Adam Easterbrook and his partner were in their Richmond condominium watching what was taking place in Ukrainian and knew they wanted to do something to show their support.
He decided to make two handmade flags using computer paper, to hang on his street-facing window. He tried to buy a flag but the shop was sold out.
"I think it is important because the symbols that people see every day matters to them,” he says. "By putting up these sorts of symbols, we are showing solidarity.”
The two small flags went up Sunday night; by Monday morning, management at the condominium building called Easterbrook, telling him to take the signs down.
In an email, shared with Glacier Media, a building manager tells Easterbrook "we cannot open this box as everyone will then want to display flags, signs, etc. for everything. If you allow this, we must allow everyone to do the same, which is against our bylaws and [would] create tension and political mess within the property."
Glacier Media reached out to building management by phone and email but did not receive a response by publication time.
"I felt like if there was ever a time to advertise our support, now is the time. There’s 40 million people who are potentially losing their way of life, there’s people dying, there’s loss of culture, there’s trauma, there’s potentially millions of people who are being put out of their country, becoming refugees,” says Easterbrook.
"If now isn’t a time to support the Ukrainian people, I don’t know when is.”
Taking down the small flags did not sit well with him, so he came up with a creative substitution.
"What we did was moved our lights close to the blinds and we made it so that the lights in the bedroom and office are blue and then these ones are yellow. At night, it looks pretty cool. It looks like the Ukrainian colours,” Easterbrook explains.
He purchased six blue and yellow lightbulbs and swapped out the white ones.
“It's disappointing we couldn’t do it during the day and have it 24 hours a day, but our hope was by engaging that kind of subversive act, hopefully we could demonstrate that we don’t agree with what they’re saying and there’s other ways around it and we are going to show support one way or another.”
Easterbrook is aware they could face a fine for having the signs up; he says he'd give the money to the Red Cross instead of building management.
“Obviously, there are a lot of Ukrainians living in Canada. I can’t even imagine how horrible this is for them.”
Even if one person sees his lights, Easterbrook will be satisfied.
"It’s just a small act that we are doing, I don’t think we are doing anything spectacular.
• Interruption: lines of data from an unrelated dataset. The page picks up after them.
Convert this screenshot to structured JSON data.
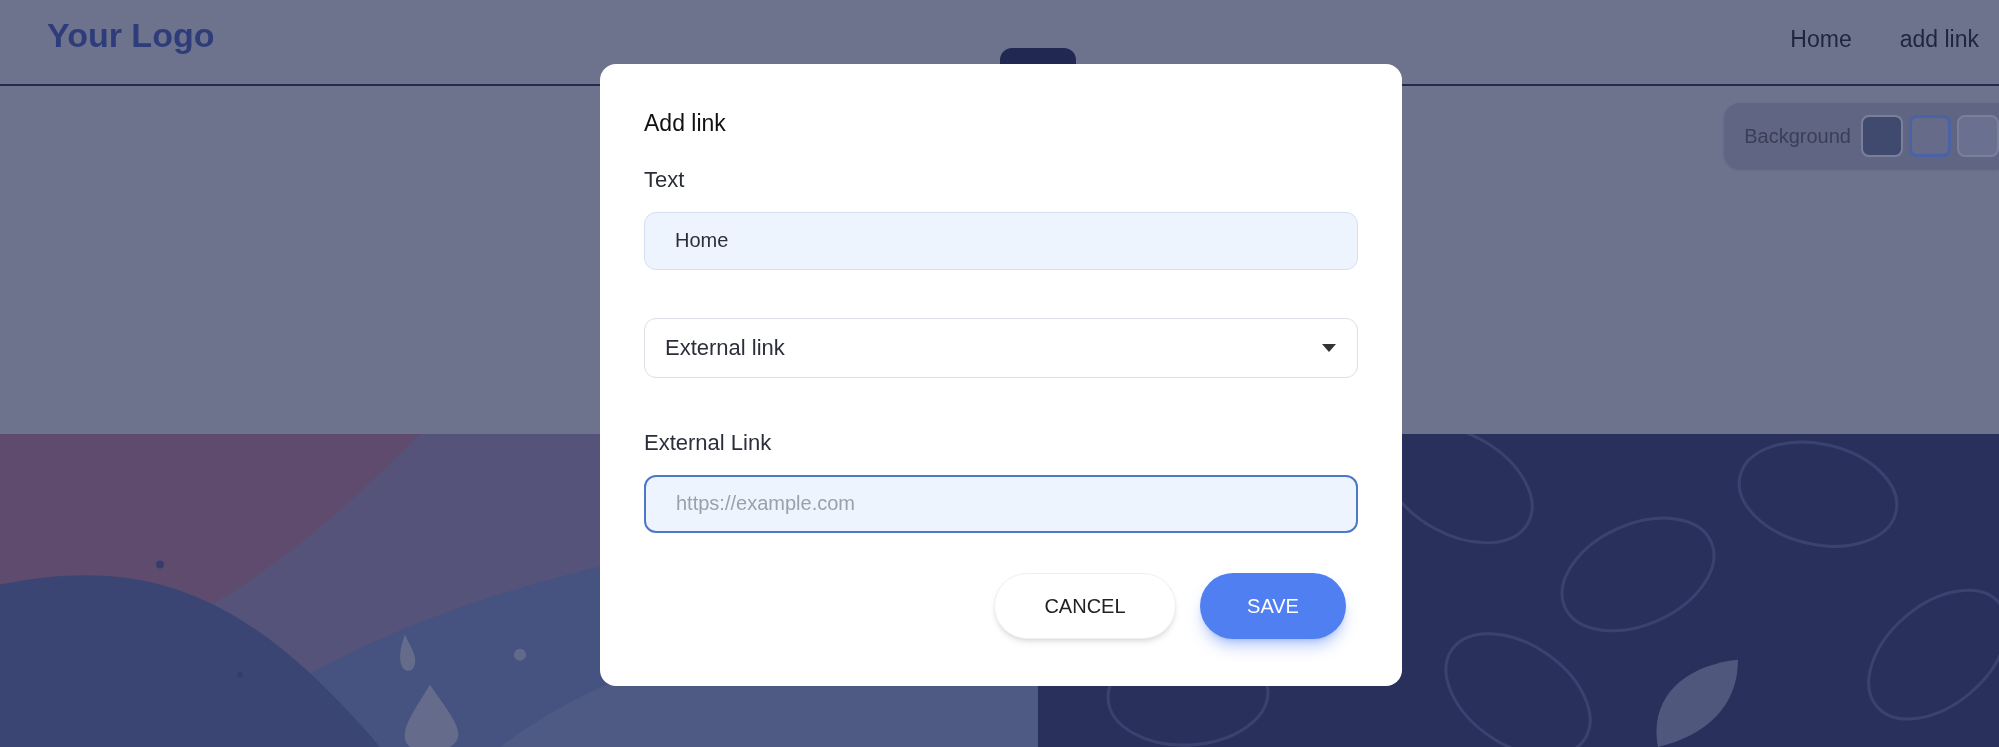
{
  "header": {
    "logo": "Your Logo",
    "nav": [
      "Home",
      "add link"
    ]
  },
  "background_picker": {
    "label": "Background",
    "swatches": [
      {
        "color": "#3f4a6e",
        "selected": false
      },
      {
        "color": "#656b88",
        "selected": true
      },
      {
        "color": "#6a7090",
        "selected": false
      }
    ]
  },
  "dialog": {
    "title": "Add link",
    "fields": [
      {
        "kind": "text",
        "label": "Text",
        "value": "Home",
        "focused": false
      },
      {
        "kind": "select",
        "value": "External link"
      },
      {
        "kind": "text",
        "label": "External Link",
        "placeholder": "https://example.com",
        "focused": true
      }
    ],
    "buttons": [
      {
        "label": "CANCEL",
        "primary": false
      },
      {
        "label": "SAVE",
        "primary": true
      }
    ]
  }
}
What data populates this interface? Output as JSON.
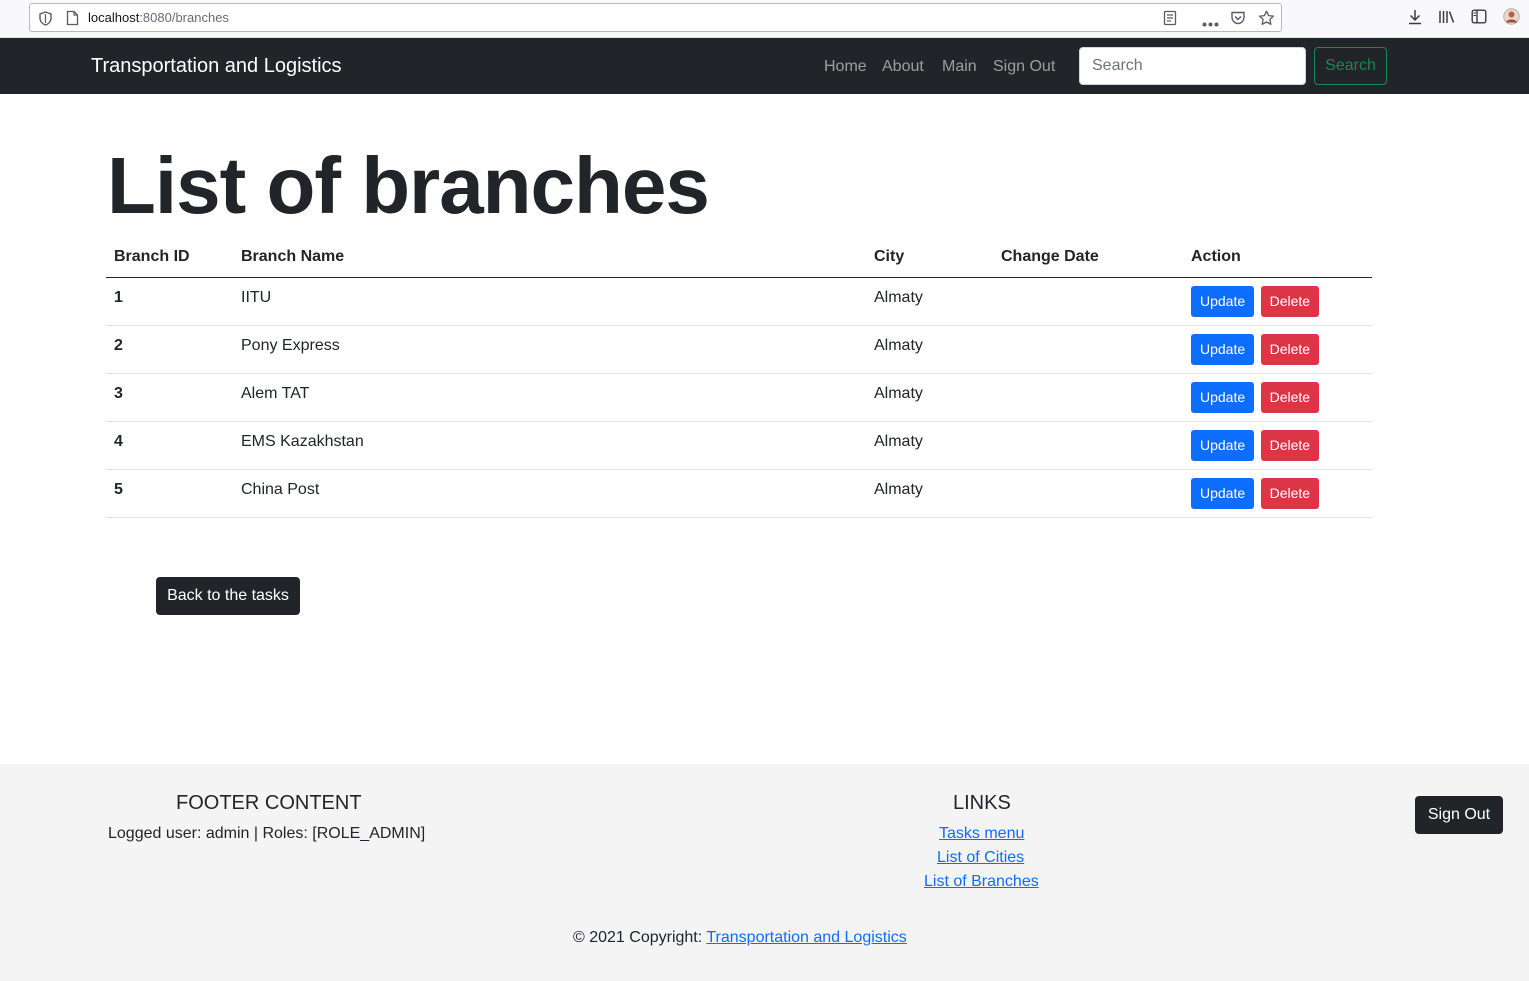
{
  "browser": {
    "url_host": "localhost",
    "url_path": ":8080/branches"
  },
  "navbar": {
    "brand": "Transportation and Logistics",
    "links": [
      "Home",
      "About",
      "Main",
      "Sign Out"
    ],
    "search_placeholder": "Search",
    "search_button": "Search"
  },
  "main": {
    "title": "List of branches",
    "table": {
      "headers": [
        "Branch ID",
        "Branch Name",
        "City",
        "Change Date",
        "Action"
      ],
      "rows": [
        {
          "id": "1",
          "name": "IITU",
          "city": "Almaty",
          "change_date": ""
        },
        {
          "id": "2",
          "name": "Pony Express",
          "city": "Almaty",
          "change_date": ""
        },
        {
          "id": "3",
          "name": "Alem TAT",
          "city": "Almaty",
          "change_date": ""
        },
        {
          "id": "4",
          "name": "EMS Kazakhstan",
          "city": "Almaty",
          "change_date": ""
        },
        {
          "id": "5",
          "name": "China Post",
          "city": "Almaty",
          "change_date": ""
        }
      ],
      "update_label": "Update",
      "delete_label": "Delete"
    },
    "back_button": "Back to the tasks"
  },
  "footer": {
    "content_heading": "Footer Content",
    "logged_user": "Logged user: admin | Roles: [ROLE_ADMIN]",
    "links_heading": "Links",
    "links": [
      "Tasks menu",
      "List of Cities",
      "List of Branches"
    ],
    "signout_button": "Sign Out",
    "copyright_prefix": "© 2021 Copyright: ",
    "copyright_link": "Transportation and Logistics"
  },
  "colors": {
    "navbar_bg": "#212529",
    "primary": "#0d6efd",
    "danger": "#dc3545",
    "success": "#198754",
    "footer_bg": "#f4f4f4"
  }
}
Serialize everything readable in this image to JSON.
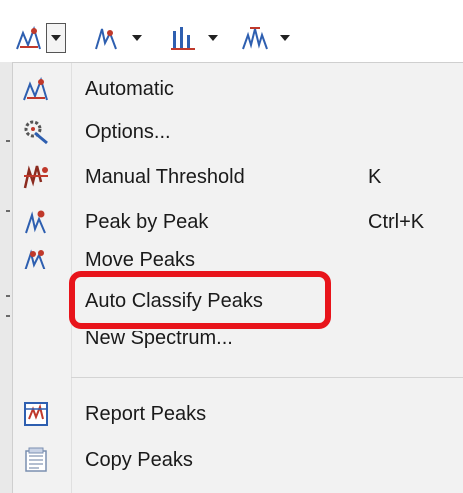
{
  "toolbar": {
    "buttons": [
      {
        "icon": "automatic-peaks-icon"
      },
      {
        "icon": "peak-pick-icon"
      },
      {
        "icon": "bar-peaks-icon"
      },
      {
        "icon": "multiplet-icon"
      }
    ]
  },
  "menu": {
    "items": [
      {
        "label": "Automatic",
        "shortcut": "",
        "icon": "automatic-icon"
      },
      {
        "label": "Options...",
        "shortcut": "",
        "icon": "options-icon"
      },
      {
        "label": "Manual Threshold",
        "shortcut": "K",
        "icon": "manual-threshold-icon"
      },
      {
        "label": "Peak by Peak",
        "shortcut": "Ctrl+K",
        "icon": "peak-by-peak-icon"
      },
      {
        "label": "Move Peaks",
        "shortcut": "",
        "icon": "move-peaks-icon"
      },
      {
        "label": "Auto Classify Peaks",
        "shortcut": "",
        "icon": ""
      },
      {
        "label": "New Spectrum...",
        "shortcut": "",
        "icon": ""
      },
      {
        "label": "Report Peaks",
        "shortcut": "",
        "icon": "report-peaks-icon"
      },
      {
        "label": "Copy Peaks",
        "shortcut": "",
        "icon": "copy-peaks-icon"
      }
    ]
  },
  "colors": {
    "highlight_border": "#e8141b",
    "menu_background": "#f2f2f2",
    "icon_red": "#c0392b",
    "icon_blue": "#2e5fb0"
  }
}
We are doing what we can, but that small act can hopefully create change and help people feel like they belong.”
Going forward, he hopes the building will reconsider the bylaw and be more flexible.